__Your task__. Work out the number of lines that hold "Afschrijving" in the listing, and give that number with no other text.

________________________

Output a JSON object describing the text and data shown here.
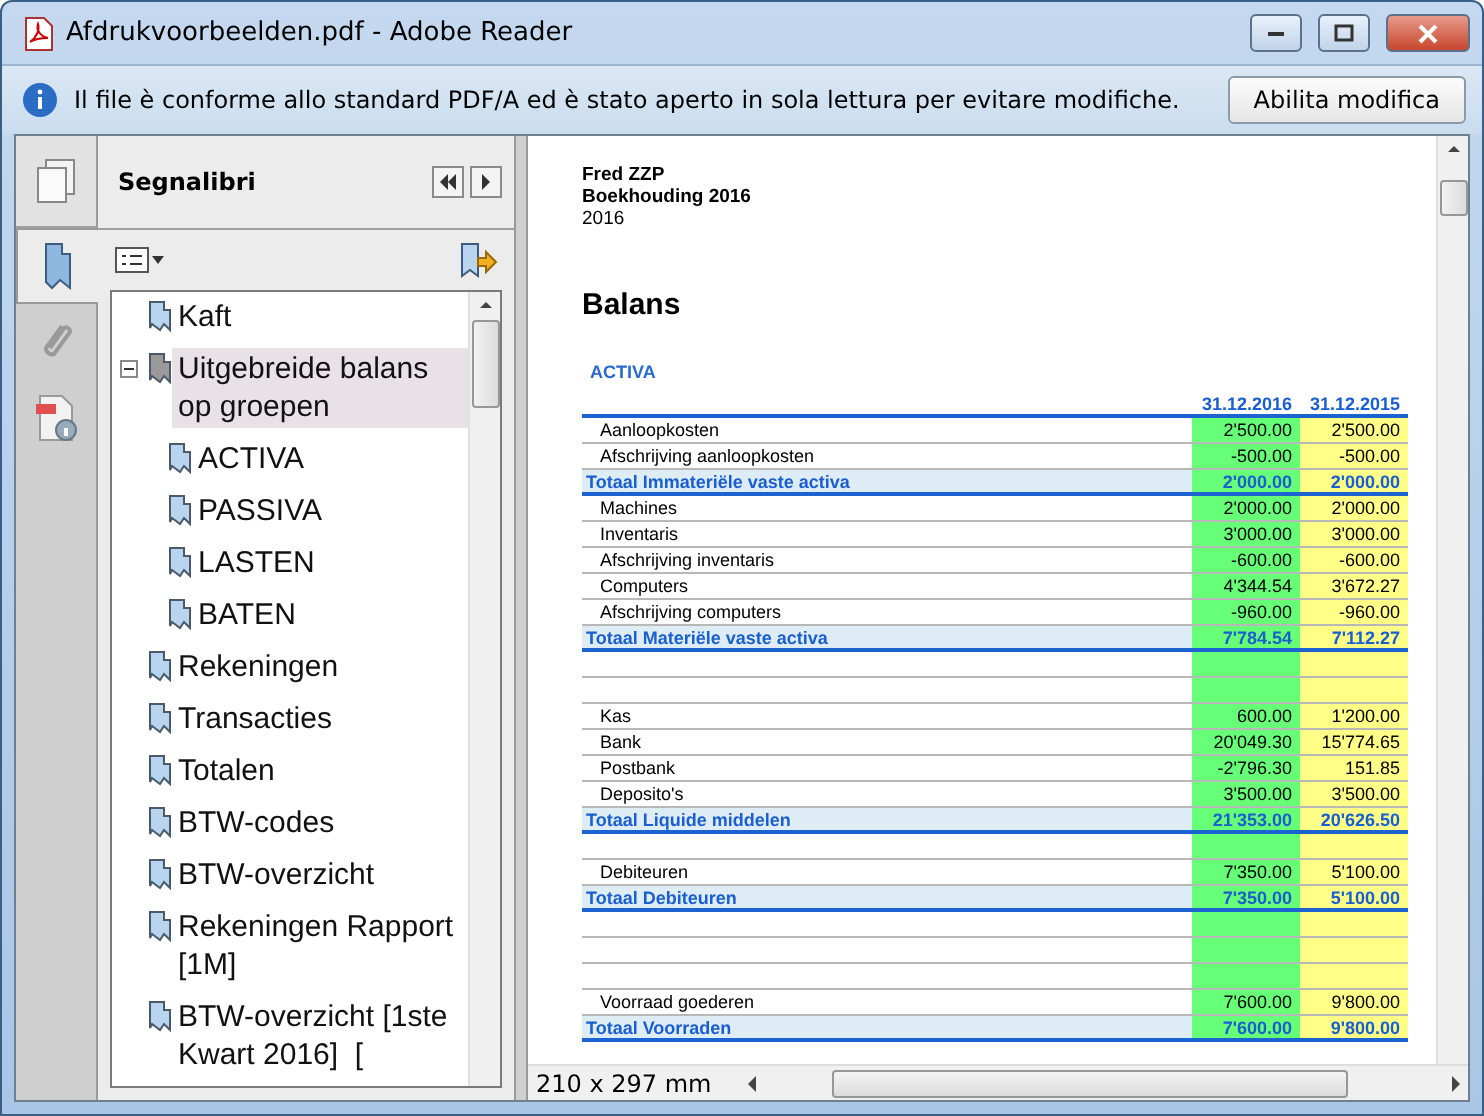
{
  "window": {
    "title": "Afdrukvoorbeelden.pdf - Adobe Reader"
  },
  "info_bar": {
    "message": "Il file è conforme allo standard PDF/A ed è stato aperto in sola lettura per evitare modifiche.",
    "button": "Abilita modifica"
  },
  "nav_tabs": [
    {
      "kind": "pages",
      "selected": false
    },
    {
      "kind": "bookmarks",
      "selected": true
    },
    {
      "kind": "attachments",
      "selected": false
    },
    {
      "kind": "signatures",
      "selected": false
    }
  ],
  "sidebar": {
    "title": "Segnalibri",
    "items": [
      {
        "label": "Kaft",
        "selected": false
      },
      {
        "label": "Uitgebreide balans op groepen",
        "selected": true,
        "expanded": true,
        "children": [
          {
            "label": "ACTIVA",
            "selected": false
          },
          {
            "label": "PASSIVA",
            "selected": false
          },
          {
            "label": "LASTEN",
            "selected": false
          },
          {
            "label": "BATEN",
            "selected": false
          }
        ]
      },
      {
        "label": "Rekeningen",
        "selected": false
      },
      {
        "label": "Transacties",
        "selected": false
      },
      {
        "label": "Totalen",
        "selected": false
      },
      {
        "label": "BTW-codes",
        "selected": false
      },
      {
        "label": "BTW-overzicht",
        "selected": false
      },
      {
        "label": "Rekeningen Rapport [1M]",
        "selected": false
      },
      {
        "label": "BTW-overzicht [1ste Kwart 2016]  [",
        "selected": false
      }
    ]
  },
  "document": {
    "header": [
      "Fred ZZP",
      "Boekhouding 2016",
      "2016"
    ],
    "title": "Balans",
    "section": "ACTIVA",
    "columns": [
      "31.12.2016",
      "31.12.2015"
    ],
    "rows": [
      {
        "kind": "item",
        "label": "Aanloopkosten",
        "values": [
          "2'500.00",
          "2'500.00"
        ]
      },
      {
        "kind": "item",
        "label": "Afschrijving aanloopkosten",
        "values": [
          "-500.00",
          "-500.00"
        ]
      },
      {
        "kind": "total",
        "label": "Totaal Immateriële vaste activa",
        "values": [
          "2'000.00",
          "2'000.00"
        ]
      },
      {
        "kind": "item",
        "label": "Machines",
        "values": [
          "2'000.00",
          "2'000.00"
        ]
      },
      {
        "kind": "item",
        "label": "Inventaris",
        "values": [
          "3'000.00",
          "3'000.00"
        ]
      },
      {
        "kind": "item",
        "label": "Afschrijving inventaris",
        "values": [
          "-600.00",
          "-600.00"
        ]
      },
      {
        "kind": "item",
        "label": "Computers",
        "values": [
          "4'344.54",
          "3'672.27"
        ]
      },
      {
        "kind": "item",
        "label": "Afschrijving computers",
        "values": [
          "-960.00",
          "-960.00"
        ]
      },
      {
        "kind": "total",
        "label": "Totaal Materiële vaste activa",
        "values": [
          "7'784.54",
          "7'112.27"
        ]
      },
      {
        "kind": "blank"
      },
      {
        "kind": "blank"
      },
      {
        "kind": "item",
        "label": "Kas",
        "values": [
          "600.00",
          "1'200.00"
        ]
      },
      {
        "kind": "item",
        "label": "Bank",
        "values": [
          "20'049.30",
          "15'774.65"
        ]
      },
      {
        "kind": "item",
        "label": "Postbank",
        "values": [
          "-2'796.30",
          "151.85"
        ]
      },
      {
        "kind": "item",
        "label": "Deposito's",
        "values": [
          "3'500.00",
          "3'500.00"
        ]
      },
      {
        "kind": "total",
        "label": "Totaal Liquide middelen",
        "values": [
          "21'353.00",
          "20'626.50"
        ]
      },
      {
        "kind": "blank"
      },
      {
        "kind": "item",
        "label": "Debiteuren",
        "values": [
          "7'350.00",
          "5'100.00"
        ]
      },
      {
        "kind": "total",
        "label": "Totaal Debiteuren",
        "values": [
          "7'350.00",
          "5'100.00"
        ]
      },
      {
        "kind": "blank"
      },
      {
        "kind": "blank"
      },
      {
        "kind": "blank"
      },
      {
        "kind": "item",
        "label": "Voorraad goederen",
        "values": [
          "7'600.00",
          "9'800.00"
        ]
      },
      {
        "kind": "total",
        "label": "Totaal Voorraden",
        "values": [
          "7'600.00",
          "9'800.00"
        ]
      }
    ]
  },
  "status_bar": {
    "page_size": "210 x 297 mm"
  }
}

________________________

__Response to the task__. 3